Your instructions: Which lines in the listing below contain the word "logout"? Copy each one.

*** Begin section ***

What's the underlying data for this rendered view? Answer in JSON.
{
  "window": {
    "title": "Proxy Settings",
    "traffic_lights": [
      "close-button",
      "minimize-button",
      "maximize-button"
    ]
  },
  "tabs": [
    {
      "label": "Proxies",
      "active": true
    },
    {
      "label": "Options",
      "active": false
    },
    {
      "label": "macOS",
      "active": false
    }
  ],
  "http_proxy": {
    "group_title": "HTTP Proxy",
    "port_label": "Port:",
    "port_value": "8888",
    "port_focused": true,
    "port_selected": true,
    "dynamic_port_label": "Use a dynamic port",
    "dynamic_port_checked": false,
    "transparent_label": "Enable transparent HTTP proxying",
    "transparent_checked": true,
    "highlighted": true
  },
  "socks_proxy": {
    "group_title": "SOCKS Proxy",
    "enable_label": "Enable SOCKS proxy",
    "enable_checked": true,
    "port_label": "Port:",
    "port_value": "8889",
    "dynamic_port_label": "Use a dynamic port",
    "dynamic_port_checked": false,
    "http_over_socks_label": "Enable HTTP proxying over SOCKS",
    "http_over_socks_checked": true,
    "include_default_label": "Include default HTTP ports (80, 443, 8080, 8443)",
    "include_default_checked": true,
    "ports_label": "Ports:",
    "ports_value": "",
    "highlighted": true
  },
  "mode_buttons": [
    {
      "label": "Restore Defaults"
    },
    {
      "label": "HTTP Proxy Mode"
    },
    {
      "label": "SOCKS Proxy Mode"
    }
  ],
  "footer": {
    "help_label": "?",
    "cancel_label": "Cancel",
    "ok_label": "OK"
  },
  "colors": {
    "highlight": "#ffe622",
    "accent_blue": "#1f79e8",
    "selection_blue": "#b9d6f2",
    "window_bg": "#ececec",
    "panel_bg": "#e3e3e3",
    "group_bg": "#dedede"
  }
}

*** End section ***
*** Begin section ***

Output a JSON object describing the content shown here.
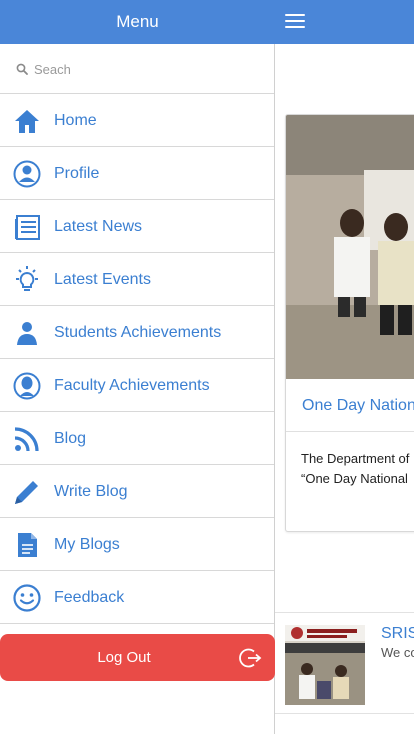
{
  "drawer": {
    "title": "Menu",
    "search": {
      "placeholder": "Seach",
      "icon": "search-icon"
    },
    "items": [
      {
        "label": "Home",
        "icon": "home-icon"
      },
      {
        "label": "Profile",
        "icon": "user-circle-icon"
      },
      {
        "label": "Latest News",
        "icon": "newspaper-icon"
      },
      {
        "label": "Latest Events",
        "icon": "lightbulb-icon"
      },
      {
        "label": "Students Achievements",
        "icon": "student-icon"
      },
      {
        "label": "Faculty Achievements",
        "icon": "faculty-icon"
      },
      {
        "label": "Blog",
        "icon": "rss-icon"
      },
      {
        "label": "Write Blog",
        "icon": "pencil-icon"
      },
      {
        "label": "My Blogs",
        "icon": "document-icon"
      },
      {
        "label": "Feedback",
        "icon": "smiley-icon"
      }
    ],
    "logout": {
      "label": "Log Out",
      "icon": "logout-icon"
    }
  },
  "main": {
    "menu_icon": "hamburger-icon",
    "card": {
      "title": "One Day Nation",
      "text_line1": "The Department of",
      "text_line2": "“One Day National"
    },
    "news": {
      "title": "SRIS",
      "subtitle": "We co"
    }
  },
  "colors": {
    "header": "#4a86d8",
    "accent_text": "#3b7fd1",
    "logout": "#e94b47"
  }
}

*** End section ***

Expected answer:
    "logout": {
      "icon": "logout-icon"
    "logout": "#e94b47"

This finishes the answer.